Task instructions:
Pictures do not belong in the copy; quote every entry below exactly.

Entries from a dataset of interfaces:

※ ※ ※

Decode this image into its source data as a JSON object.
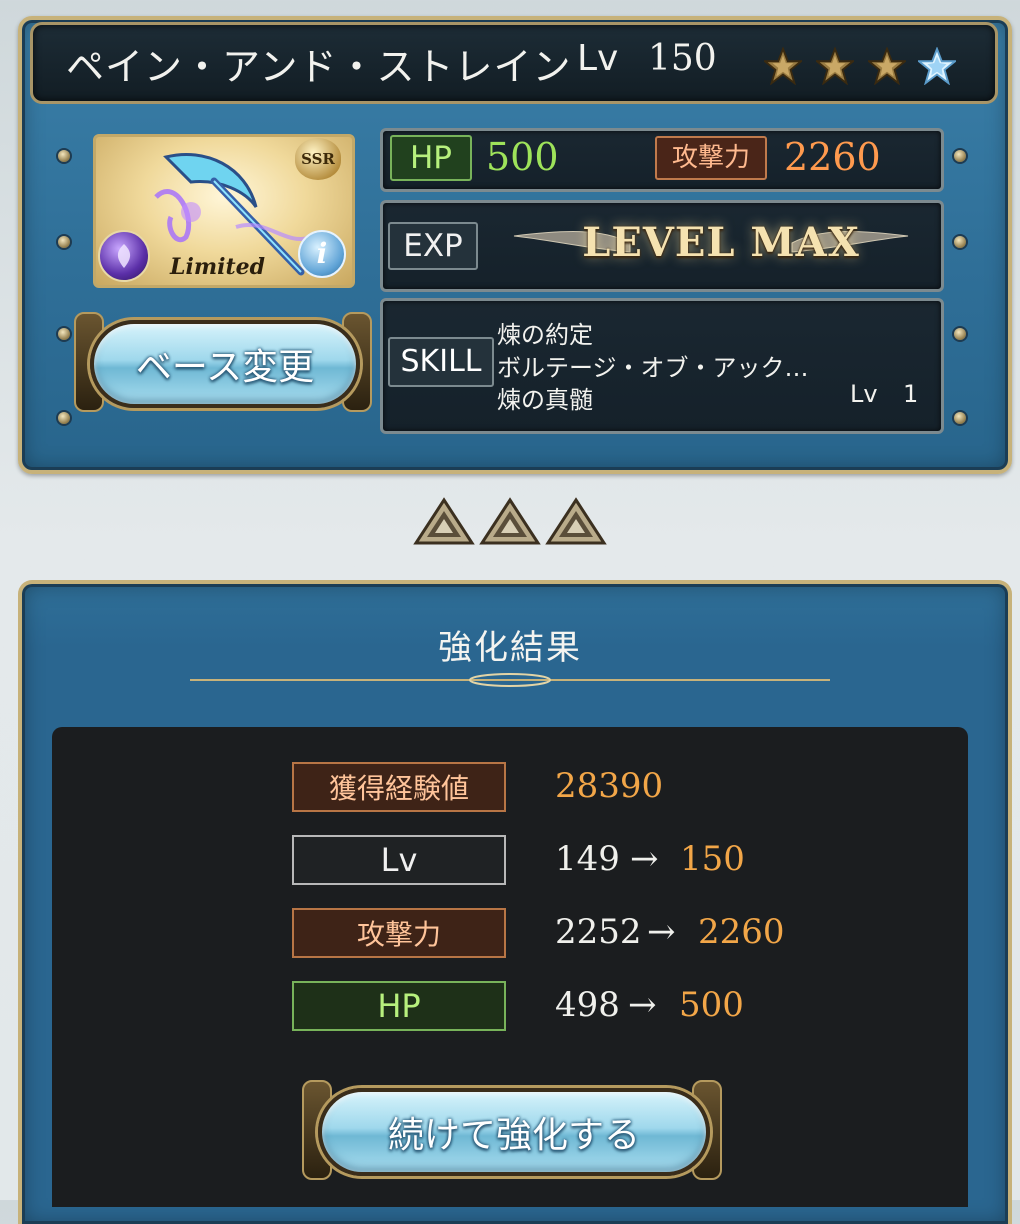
{
  "weapon": {
    "name": "ペイン・アンド・ストレイン",
    "level_label": "Lv",
    "level": "150",
    "rarity_badge": "SSR",
    "limited_label": "Limited",
    "info_glyph": "i",
    "stars": [
      "uncap-star-filled",
      "uncap-star-filled",
      "uncap-star-filled",
      "uncap-star-blue"
    ],
    "element_icon": "dark-element-icon"
  },
  "stats": {
    "hp_label": "HP",
    "hp": "500",
    "atk_label": "攻撃力",
    "atk": "2260",
    "exp_label": "EXP",
    "exp_status": "LEVEL MAX"
  },
  "skills": {
    "label": "SKILL",
    "items": [
      "煉の約定",
      "ボルテージ・オブ・アック…",
      "煉の真髄"
    ],
    "level_label": "Lv",
    "level": "1"
  },
  "buttons": {
    "base_change": "ベース変更",
    "continue_upgrade": "続けて強化する"
  },
  "result": {
    "title": "強化結果",
    "arrow": "→",
    "exp_gained_label": "獲得経験値",
    "exp_gained": "28390",
    "lv_label": "Lv",
    "lv_before": "149",
    "lv_after": "150",
    "atk_label": "攻撃力",
    "atk_before": "2252",
    "atk_after": "2260",
    "hp_label": "HP",
    "hp_before": "498",
    "hp_after": "500"
  },
  "colors": {
    "frame_gold": "#c7b27a",
    "panel_blue": "#2f6f98",
    "hp_green": "#9ee35a",
    "atk_orange": "#ff9a4e",
    "result_orange": "#f2a648"
  }
}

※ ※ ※

Exercise answer:
Decode this image into its source data as a JSON object.
{
  "weapon": {
    "name": "ペイン・アンド・ストレイン",
    "level_label": "Lv",
    "level": "150",
    "rarity_badge": "SSR",
    "limited_label": "Limited",
    "info_glyph": "i",
    "stars": [
      "uncap-star-filled",
      "uncap-star-filled",
      "uncap-star-filled",
      "uncap-star-blue"
    ],
    "element_icon": "dark-element-icon"
  },
  "stats": {
    "hp_label": "HP",
    "hp": "500",
    "atk_label": "攻撃力",
    "atk": "2260",
    "exp_label": "EXP",
    "exp_status": "LEVEL MAX"
  },
  "skills": {
    "label": "SKILL",
    "items": [
      "煉の約定",
      "ボルテージ・オブ・アック…",
      "煉の真髄"
    ],
    "level_label": "Lv",
    "level": "1"
  },
  "buttons": {
    "base_change": "ベース変更",
    "continue_upgrade": "続けて強化する"
  },
  "result": {
    "title": "強化結果",
    "arrow": "→",
    "exp_gained_label": "獲得経験値",
    "exp_gained": "28390",
    "lv_label": "Lv",
    "lv_before": "149",
    "lv_after": "150",
    "atk_label": "攻撃力",
    "atk_before": "2252",
    "atk_after": "2260",
    "hp_label": "HP",
    "hp_before": "498",
    "hp_after": "500"
  },
  "colors": {
    "frame_gold": "#c7b27a",
    "panel_blue": "#2f6f98",
    "hp_green": "#9ee35a",
    "atk_orange": "#ff9a4e",
    "result_orange": "#f2a648"
  }
}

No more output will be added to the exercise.